For proof that B-20 wreaked havoc on small Canadian towns far from the bright lights and blaring horns of Toronto and Vancouver, look no further than Prince Albert, Saskatchewan.
“We have 41 realtors in Prince Alberta and our trade area, which is down from 94 almost four years ago, so 60% of our realtors have left the industry,” said Jesse Honch, a realtor with Coldwell Banker Signature. “Getting hit with the full realm of the stress test, not just the initial changes in 2016, was pretty tough for us to handle in combination with the weak western economy where we’ve lost so many jobs. It’s also resulted in a combination of fewer buyers and desperation in the industry.”

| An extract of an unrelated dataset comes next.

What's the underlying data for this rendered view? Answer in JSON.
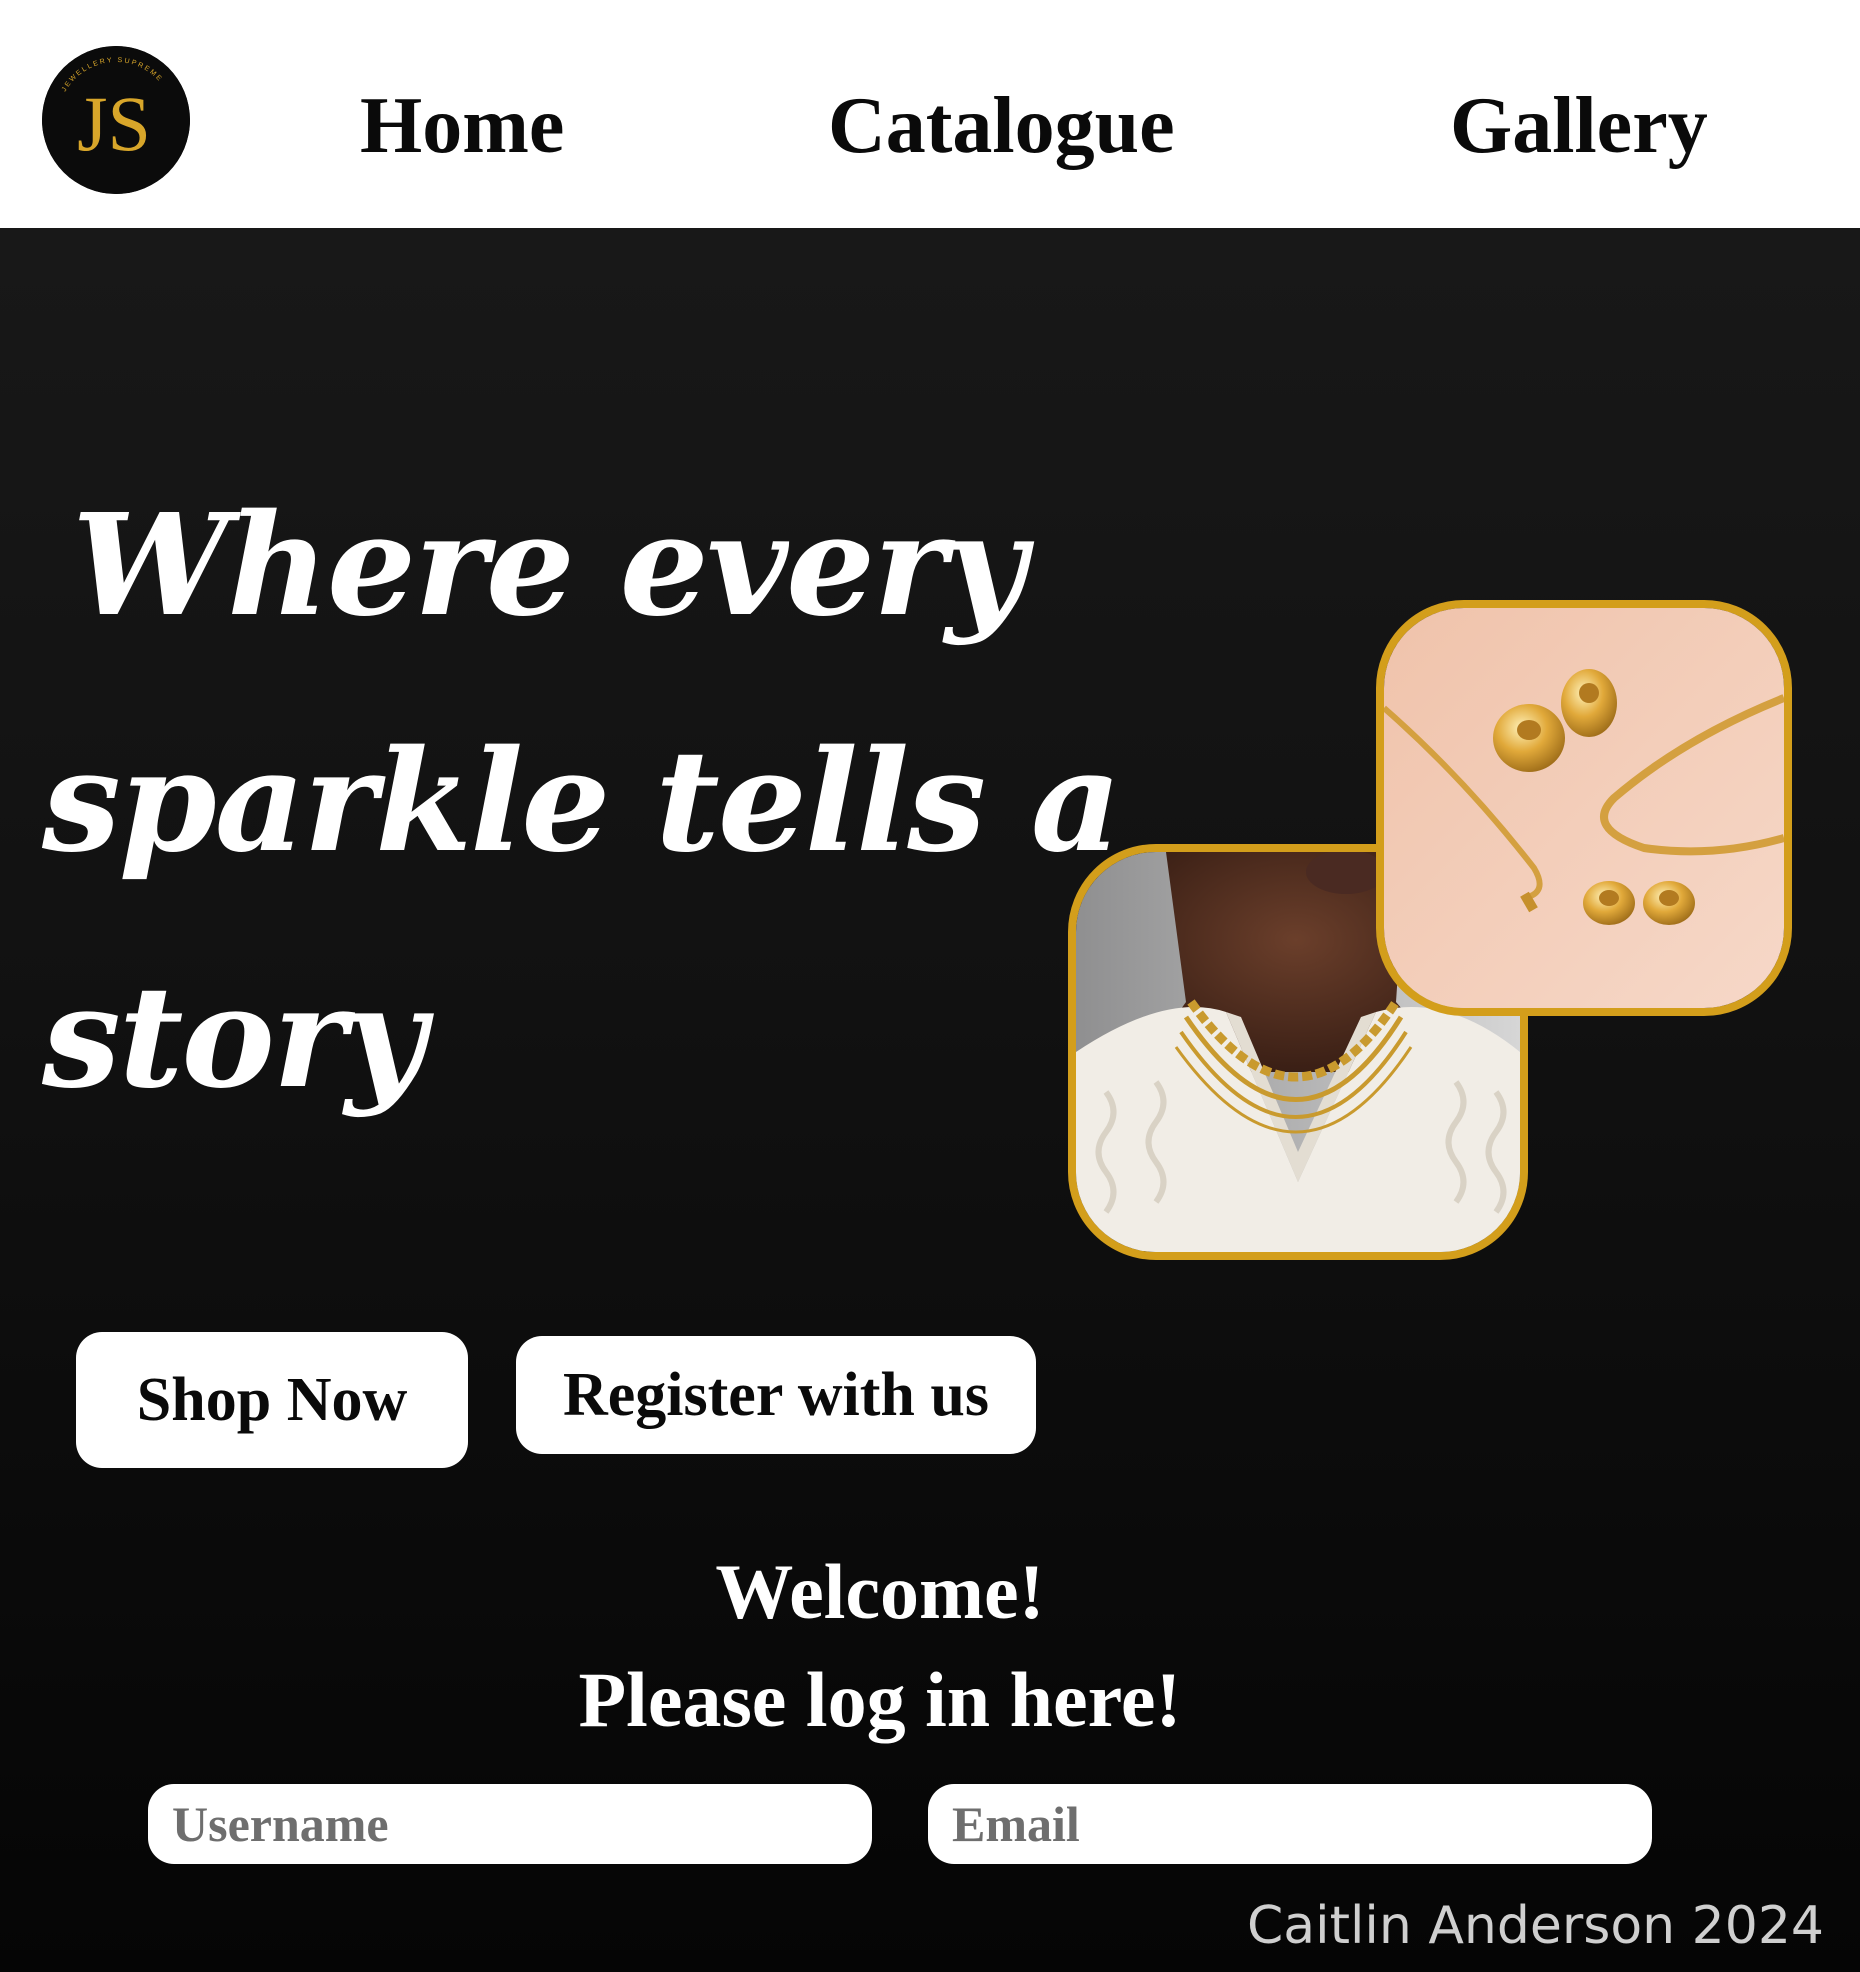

In fact, there were 80 realtors in Prince Albert in 2017 and only 51 today, according to the Saskatoon Region Association of Realtors.
While there would naturally be fewer mortgage brokers than realtors in the region, the Financial and Consumer Affairs Authority of Saskatchewan says, as of last year, there were only four licensed brokers and one brokerage for the region. Province-wide, the number of mortgage brokers and associates has remained consistent.
Still, Prince Albert bore the brunt of declines in the oil and gas, forestry and mining industries.
Honch says one mortgage broker he knows is so fed up with the depressed Prince Albert market that she’s packing up and moving to the United States. She declined to be interviewed by Mortgage Broker News.
Prior to the latest implementation of B-20, Honch built his business by mainly servicing first-time homebuyers, however, they have all but disappeared from the market, he says.
There are nevertheless glimmers of hope for the town of nearly 36,000. While first-time buyers have dried up, new to Canada is an emerging demographic that Honch is capitalizing on by becoming a lister.
“I’d always been a top-selling agent because I dealt with a lot of buyers, but I changed my marketing to become a top lister,” he said. “I was carrying an average of 20 to 25 properties in 2016-17 to 70 to 80 in 2017-18. In doing so, I was getting more calls on listings and capitalizing on buyers’ contacts as well. Our largest buying pool here is going to be the new-to-Canada pool. Sixty percent of properties sold last year were to people who arrived in Canada over the last five years.”
Another positive sign is the forestry industry showing renewed signs of life. In 2017, the forestry industry generated $1.2 billion in product sales, which was a 21% increase over the previous year. Moreover, last year’s sales were also a decade-high.
The federal budget also included incentives for first-time homebuyers, and in a market where homes are moderately priced, there might still be hope yet.